Big John is part of the Kenyan anti-poaching team. He explained: “The poachers come at night and are after the rhino trophies. Some are ex anti-poachers which is a real problem for us because they know our methods and where we are. The British Army has excellent experience of war torn countries and the complex problems of insurgency, so we really appreciate the training they can give us. We face big challenges, are poorly equipped and it’s a big area - 60,000 acres and that’s covered by my team of just 32 guys”.

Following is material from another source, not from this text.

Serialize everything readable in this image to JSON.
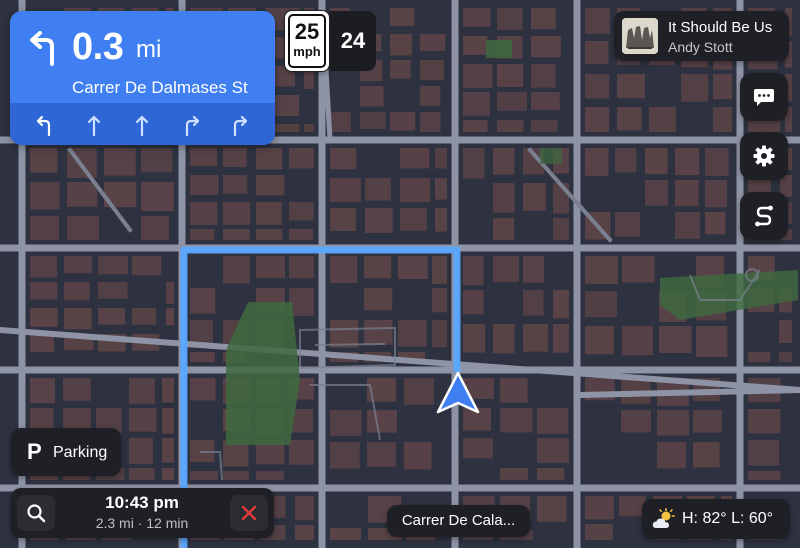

Sergeant Thomas and his men didn’t waste a moment and did all they could to pass on the latest operational techniques that could enhance the anti-poaching team in their war on the illegal trade in animal ivory, pelts and bones. “The anti-poaching team are a professional bunch of guys with previous military training,” he said. “With our experience of coming under armed attack in Afghanistan, we’ve been able to put our training together with their training and aid them massively in the way they conduct business out in the bush. We’ve been teaching them two man drills, four man contact drills, how to deal with incoming fire, get out of trouble, how to fight when outnumbered, and stop any casualties occurring.”
The anti-poaching team go out on an 11 to 13 hour shift throughout the night. They work in observation posts, on patrols where they know the poachers are operating and actively taking on the poachers. The poachers can get $40,000 for one rhino horn, but they’re also tracking elephants, and are wiping out stocks and herds of animals on an industrial scale.
Had this guy ready to photograph for ages but never got around to it!
This lion head was created for a local event in memorial of World War 1, for the 100 year memorial this year. He’s off to a photoshoot on the weekend and I wanted to get him uploaded before then. He’s been donated to the event, though I -may- get him back afterwards and put him up for sale, though I’m not sure if I’ll be getting him back yet.
His face is all hand sewn fleece with DF fur chin accent, and a MM rust fur mane. He is designed to fit anyone up to a 24” head, but I feel 23” would be more accurate due to the base foam being thicker than it was meant to be, which caused me some problems. He has follow-me eyes, full airbrushing on the face and ear vents behind the mane to allow more air into the mask. The only slight issue is that, due to time and money constraints, the head does not yet have a lining. I’m not sure if I will sell it this way or line the head, as lining after furring is more difficult.